Holidays can be joyous times with lifelong memories or marred by tragedy. For far too many, the latter best describes their recollections, be it a personal tragedy, disappointment, or some outside event that just takes the joy out of the holiday. That has happened all too often of late as whatever the circumstances, the approach of a major holiday and its raised expectations or hopes of a “perfect Thanksgiving or Christmas” leads to disappointment.

This year once again, we’ve witnessed a senseless act by a career criminal as he careened through a Christmas parade, killing and injuring over 50 people. I don’t have any explanations for this other than evil exists and never sleeps. As a Christian, I’m as susceptible as any other as to why a loving God would allow such atrocities to occur but am then reminded that we live in a fallen world for which the God I worship promises redemption and hope but not immunity from the travails of life, at least not in this life. It also teaches me to be grateful for what I have and puts my small problems in proper perspective compared to the enormous loss some have experienced.

As we age, mirrors remind us that there is more life behind than ahead, and the time for putting off major decisions cannot be further delayed. It was with that thought that my wife and I made the decision to act: we have left California for the “land of the free,” Tennessee to be specific. Living in California is sort of like the frog in the pot being slowly boiled with each passing day. It’s not just the cost of living that is spiraling ever-upward but the increasingly oppressive nature of the California government.

Politicians like to promise the world a perfect world, to be exact, if only they just had a little more power and your money to rule your life. Given that humanity excels in imperfection, the historical outcome of civilizations that accept this “paper promise” of Shangri La is almost always tyranny and the persecution of all who dissent. Things that seem small and insignificant are portents of worse to come, such as official pronouncements that the State has primacy over your children, not parents and the State will decide what moral values are acceptable for your children to learn. Inevitably, the State pits children against parents, as happens in all totalitarian societies such as Nazi Germany or communist governments. Western socialist governments have a softer touch but are just as intrusive into families as hard-tyranny government systems.


What made America special and why so many strive so hard to come here regardless of personal hardship is that America has presented the one government in the world that enshrined in a written constitution the rights of its citizens and the subordination of government to the authority and will of the people. Unfortunately, more and more, that authority is undermined as courts affirm increasing government authority over every aspect of our lives. California leads in this direction, and the future for the State is bleak unless its residents politically rebel and reject one-party political rule.

Once upon a time, the political landscape was fairly balanced in California, but for many reasons, Democrats hold supermajorities throughout the California government.
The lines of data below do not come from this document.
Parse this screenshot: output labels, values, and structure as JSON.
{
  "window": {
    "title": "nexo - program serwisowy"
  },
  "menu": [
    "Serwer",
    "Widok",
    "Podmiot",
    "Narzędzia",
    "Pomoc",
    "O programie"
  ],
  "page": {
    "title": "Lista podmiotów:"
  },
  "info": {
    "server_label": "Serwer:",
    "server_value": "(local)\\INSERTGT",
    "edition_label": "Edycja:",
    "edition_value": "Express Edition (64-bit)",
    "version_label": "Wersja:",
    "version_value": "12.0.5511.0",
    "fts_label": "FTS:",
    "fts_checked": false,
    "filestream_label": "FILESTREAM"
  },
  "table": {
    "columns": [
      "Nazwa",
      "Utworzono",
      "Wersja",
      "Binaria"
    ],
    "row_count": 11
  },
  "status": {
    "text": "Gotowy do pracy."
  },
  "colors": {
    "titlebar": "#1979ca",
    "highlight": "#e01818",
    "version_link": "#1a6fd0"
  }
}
As that political party has been seized by its most radical leftist elements, political reform is almost impossible to obtain except via federal courts, which so far are unsympathetic to those who legally resist further government intrusion into their lives.
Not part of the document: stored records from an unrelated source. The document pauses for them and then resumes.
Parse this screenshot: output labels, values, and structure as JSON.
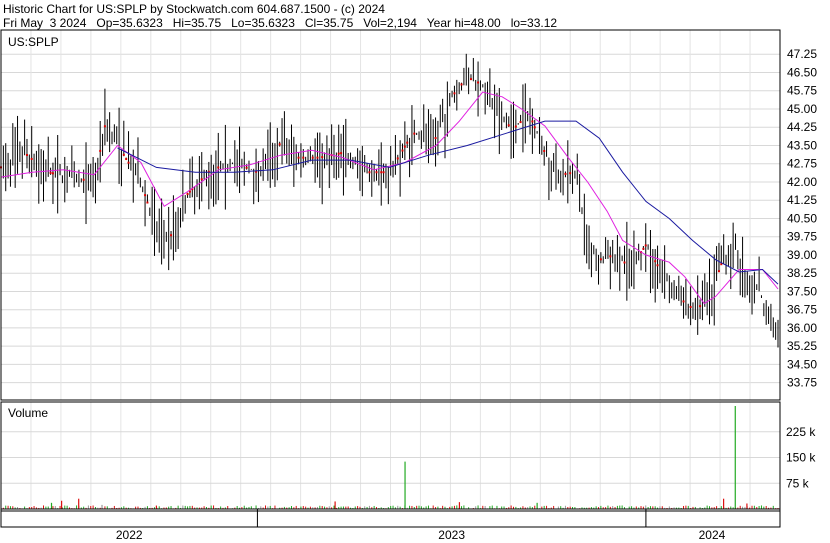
{
  "header": {
    "title": "Historic Chart for US:SPLP by Stockwatch.com 604.687.1500 - (c) 2024",
    "stats": "Fri May  3 2024   Op=35.6323   Hi=35.75   Lo=35.6323   Cl=35.75   Vol=2,194   Year hi=48.00   lo=33.12"
  },
  "chart_data": {
    "type": "ohlc",
    "symbol_label": "US:SPLP",
    "volume_label": "Volume",
    "price_ticks": [
      "47.25",
      "46.50",
      "45.75",
      "45.00",
      "44.25",
      "43.50",
      "42.75",
      "42.00",
      "41.25",
      "40.50",
      "39.75",
      "39.00",
      "38.25",
      "37.50",
      "36.75",
      "36.00",
      "35.25",
      "34.50",
      "33.75"
    ],
    "ylim": [
      33.12,
      48.0
    ],
    "volume_ticks": [
      "225 k",
      "150 k",
      "75 k"
    ],
    "volume_ylim": [
      0,
      300000
    ],
    "x_labels": [
      "2022",
      "2023",
      "2024"
    ],
    "grid": true,
    "colors": {
      "price": "#000000",
      "ma_short": "#e020e0",
      "ma_long": "#1a1aa0",
      "vol_up": "#22aa22",
      "vol_down": "#dd1111",
      "vol_flat": "#999999",
      "marker": "#dd0000"
    },
    "price_series": [
      {
        "t": 0,
        "c": 42.6
      },
      {
        "t": 0.03,
        "c": 43.2
      },
      {
        "t": 0.06,
        "c": 42.4
      },
      {
        "t": 0.09,
        "c": 42.2
      },
      {
        "t": 0.12,
        "c": 42.0
      },
      {
        "t": 0.135,
        "c": 44.5
      },
      {
        "t": 0.16,
        "c": 43.0
      },
      {
        "t": 0.18,
        "c": 42.0
      },
      {
        "t": 0.2,
        "c": 40.0
      },
      {
        "t": 0.22,
        "c": 39.8
      },
      {
        "t": 0.24,
        "c": 41.5
      },
      {
        "t": 0.27,
        "c": 42.5
      },
      {
        "t": 0.3,
        "c": 42.8
      },
      {
        "t": 0.33,
        "c": 42.4
      },
      {
        "t": 0.36,
        "c": 43.6
      },
      {
        "t": 0.38,
        "c": 43.0
      },
      {
        "t": 0.41,
        "c": 43.0
      },
      {
        "t": 0.44,
        "c": 43.2
      },
      {
        "t": 0.47,
        "c": 42.4
      },
      {
        "t": 0.5,
        "c": 42.4
      },
      {
        "t": 0.53,
        "c": 44.0
      },
      {
        "t": 0.56,
        "c": 43.8
      },
      {
        "t": 0.58,
        "c": 45.5
      },
      {
        "t": 0.6,
        "c": 46.3
      },
      {
        "t": 0.62,
        "c": 46.0
      },
      {
        "t": 0.64,
        "c": 44.6
      },
      {
        "t": 0.66,
        "c": 44.2
      },
      {
        "t": 0.68,
        "c": 44.8
      },
      {
        "t": 0.7,
        "c": 43.2
      },
      {
        "t": 0.72,
        "c": 42.3
      },
      {
        "t": 0.74,
        "c": 42.4
      },
      {
        "t": 0.755,
        "c": 39.5
      },
      {
        "t": 0.77,
        "c": 38.8
      },
      {
        "t": 0.79,
        "c": 39.0
      },
      {
        "t": 0.81,
        "c": 38.5
      },
      {
        "t": 0.83,
        "c": 39.4
      },
      {
        "t": 0.85,
        "c": 38.3
      },
      {
        "t": 0.87,
        "c": 37.3
      },
      {
        "t": 0.89,
        "c": 36.8
      },
      {
        "t": 0.91,
        "c": 37.0
      },
      {
        "t": 0.93,
        "c": 38.9
      },
      {
        "t": 0.945,
        "c": 39.3
      },
      {
        "t": 0.96,
        "c": 37.9
      },
      {
        "t": 0.975,
        "c": 37.6
      },
      {
        "t": 0.99,
        "c": 36.3
      },
      {
        "t": 1.0,
        "c": 35.75
      }
    ],
    "ma_short": [
      {
        "t": 0,
        "c": 42.2
      },
      {
        "t": 0.04,
        "c": 42.4
      },
      {
        "t": 0.08,
        "c": 42.5
      },
      {
        "t": 0.12,
        "c": 42.3
      },
      {
        "t": 0.15,
        "c": 43.5
      },
      {
        "t": 0.18,
        "c": 42.8
      },
      {
        "t": 0.21,
        "c": 41.0
      },
      {
        "t": 0.24,
        "c": 41.6
      },
      {
        "t": 0.28,
        "c": 42.5
      },
      {
        "t": 0.32,
        "c": 42.7
      },
      {
        "t": 0.36,
        "c": 43.1
      },
      {
        "t": 0.4,
        "c": 43.3
      },
      {
        "t": 0.44,
        "c": 43.0
      },
      {
        "t": 0.48,
        "c": 42.5
      },
      {
        "t": 0.52,
        "c": 42.8
      },
      {
        "t": 0.56,
        "c": 43.5
      },
      {
        "t": 0.59,
        "c": 44.5
      },
      {
        "t": 0.62,
        "c": 45.7
      },
      {
        "t": 0.645,
        "c": 45.5
      },
      {
        "t": 0.67,
        "c": 45.0
      },
      {
        "t": 0.7,
        "c": 44.3
      },
      {
        "t": 0.73,
        "c": 43.0
      },
      {
        "t": 0.755,
        "c": 42.0
      },
      {
        "t": 0.78,
        "c": 40.8
      },
      {
        "t": 0.8,
        "c": 39.6
      },
      {
        "t": 0.83,
        "c": 39.0
      },
      {
        "t": 0.86,
        "c": 38.7
      },
      {
        "t": 0.88,
        "c": 38.1
      },
      {
        "t": 0.905,
        "c": 37.0
      },
      {
        "t": 0.92,
        "c": 37.3
      },
      {
        "t": 0.95,
        "c": 38.4
      },
      {
        "t": 0.98,
        "c": 38.4
      },
      {
        "t": 1.0,
        "c": 37.6
      }
    ],
    "ma_long": [
      {
        "t": 0.15,
        "c": 43.4
      },
      {
        "t": 0.2,
        "c": 42.6
      },
      {
        "t": 0.25,
        "c": 42.4
      },
      {
        "t": 0.3,
        "c": 42.4
      },
      {
        "t": 0.35,
        "c": 42.5
      },
      {
        "t": 0.4,
        "c": 42.9
      },
      {
        "t": 0.45,
        "c": 42.9
      },
      {
        "t": 0.5,
        "c": 42.6
      },
      {
        "t": 0.55,
        "c": 43.1
      },
      {
        "t": 0.6,
        "c": 43.5
      },
      {
        "t": 0.65,
        "c": 44.0
      },
      {
        "t": 0.7,
        "c": 44.5
      },
      {
        "t": 0.74,
        "c": 44.5
      },
      {
        "t": 0.77,
        "c": 43.8
      },
      {
        "t": 0.8,
        "c": 42.4
      },
      {
        "t": 0.83,
        "c": 41.2
      },
      {
        "t": 0.86,
        "c": 40.5
      },
      {
        "t": 0.89,
        "c": 39.6
      },
      {
        "t": 0.92,
        "c": 38.8
      },
      {
        "t": 0.95,
        "c": 38.3
      },
      {
        "t": 0.98,
        "c": 38.4
      },
      {
        "t": 1.0,
        "c": 37.8
      }
    ],
    "volume_spikes": [
      {
        "t": 0.065,
        "v": 18000,
        "dir": "up"
      },
      {
        "t": 0.078,
        "v": 24000,
        "dir": "down"
      },
      {
        "t": 0.1,
        "v": 30000,
        "dir": "down"
      },
      {
        "t": 0.13,
        "v": 12000,
        "dir": "flat"
      },
      {
        "t": 0.2,
        "v": 10000,
        "dir": "down"
      },
      {
        "t": 0.43,
        "v": 22000,
        "dir": "down"
      },
      {
        "t": 0.52,
        "v": 138000,
        "dir": "up"
      },
      {
        "t": 0.59,
        "v": 20000,
        "dir": "down"
      },
      {
        "t": 0.69,
        "v": 18000,
        "dir": "up"
      },
      {
        "t": 0.945,
        "v": 300000,
        "dir": "up"
      },
      {
        "t": 0.93,
        "v": 30000,
        "dir": "down"
      },
      {
        "t": 0.96,
        "v": 16000,
        "dir": "down"
      }
    ]
  }
}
For Roberta and I, as we age, we decided that California isn’t a place to grow old unless one is exceptionally wealthy. In contrast to California, a trip to the local gas station affirms that daily: I paid less than $3.00/gallon for gas this week, and the cost of almost everything in Tennessee is about half or less than it was in California. I also noticed that people here are very accepting and friendly. They express their love of country and patriotism openly and are genuinely respectful of veterans.

Tennessee is called “the volunteer state” for a reason: in the Mexican War, Tennessee was asked to provide 2800 militiamen for the war effort; they provided 30,000. They also love Christmas and family/community traditions; living here is like being on a living set of a Hallmark Channel Christmas movie with the towns decorated for the season, and the Christmas spirit is real. We were in a store yesterday when Christmas carolers entered the store singing traditional songs of the season. The people here aren’t particularly wealthy as California defines wealth, but they deal with their social problems; I haven’t seen a single transient camping on the streets or in public spaces: the many churches have stepped up to the plate, and law enforcement is supported when required.
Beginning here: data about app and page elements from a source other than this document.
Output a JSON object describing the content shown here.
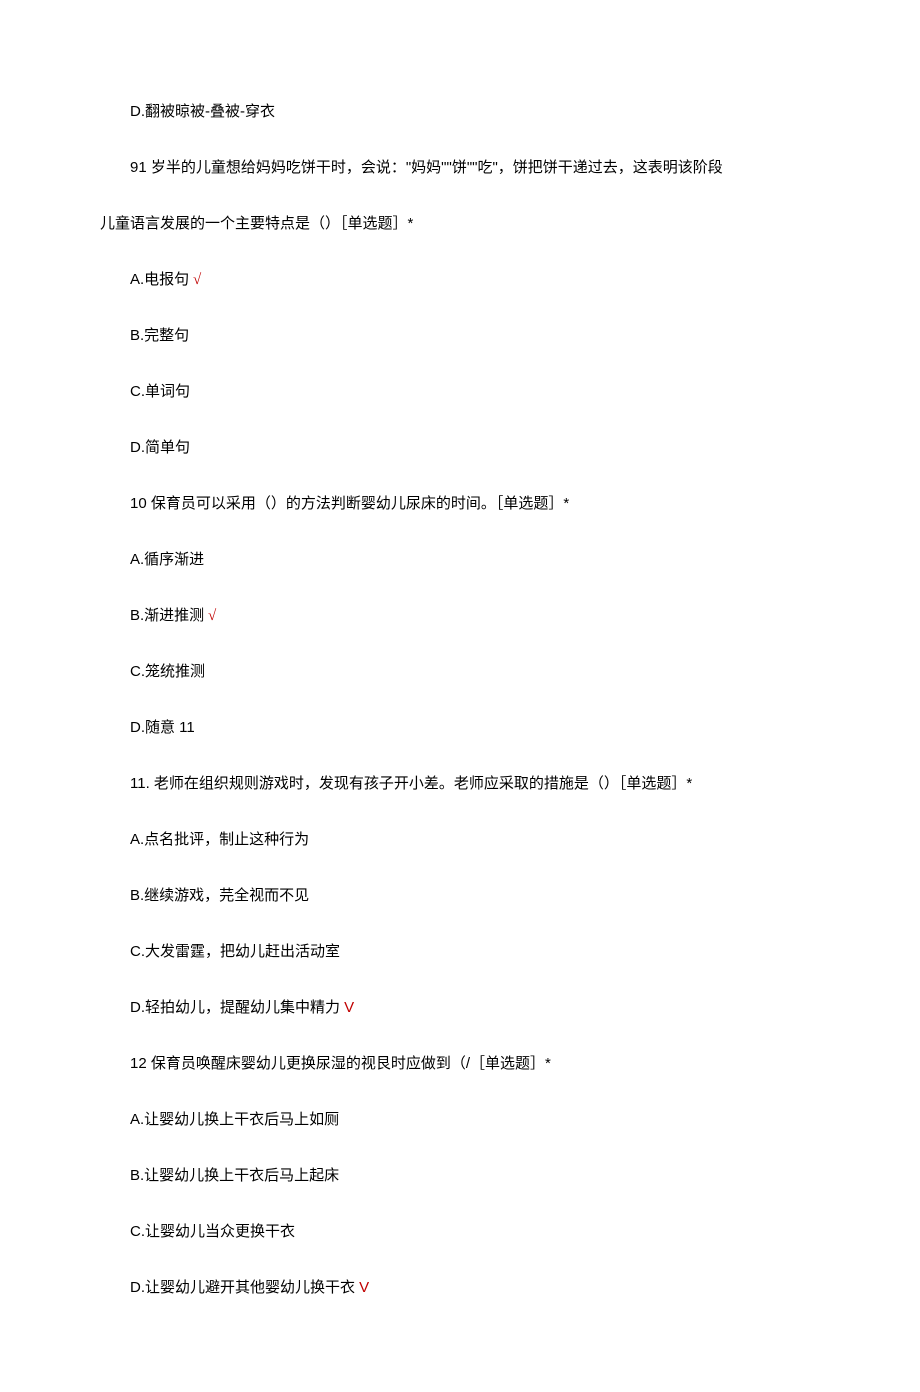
{
  "lines": {
    "l1": "D.翻被晾被-叠被-穿衣",
    "l2": "91 岁半的儿童想给妈妈吃饼干时，会说：\"妈妈\"\"饼\"\"吃\"，饼把饼干递过去，这表明该阶段",
    "l3": "儿童语言发展的一个主要特点是（）［单选题］*",
    "l4a": "A.电报句",
    "l5": "B.完整句",
    "l6": "C.单词句",
    "l7": "D.简单句",
    "l8": "10 保育员可以采用（）的方法判断婴幼儿尿床的时间。［单选题］*",
    "l9": "A.循序渐进",
    "l10a": "B.渐进推测",
    "l11": "C.笼统推测",
    "l12": "D.随意 11",
    "l13": "11. 老师在组织规则游戏时，发现有孩子开小差。老师应采取的措施是（）［单选题］*",
    "l14": "A.点名批评，制止这种行为",
    "l15": "B.继续游戏，芫全视而不见",
    "l16": "C.大发雷霆，把幼儿赶出活动室",
    "l17a": "D.轻拍幼儿，提醒幼儿集中精力",
    "l18": "12 保育员唤醒床婴幼儿更换尿湿的视艮时应做到（/［单选题］*",
    "l19": "A.让婴幼儿换上干衣后马上如厕",
    "l20": "B.让婴幼儿换上干衣后马上起床",
    "l21": "C.让婴幼儿当众更换干衣",
    "l22a": "D.让婴幼儿避开其他婴幼儿换干衣"
  },
  "marks": {
    "check": " √",
    "v": " V"
  }
}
There is a drawback; however, Roberta and I will miss all of you, the friends and acquaintances we have known over the years. I will continue to write as long as permitted; we still have close ties and family connections to the community. We wish all a Merry Christmas and a better New Year.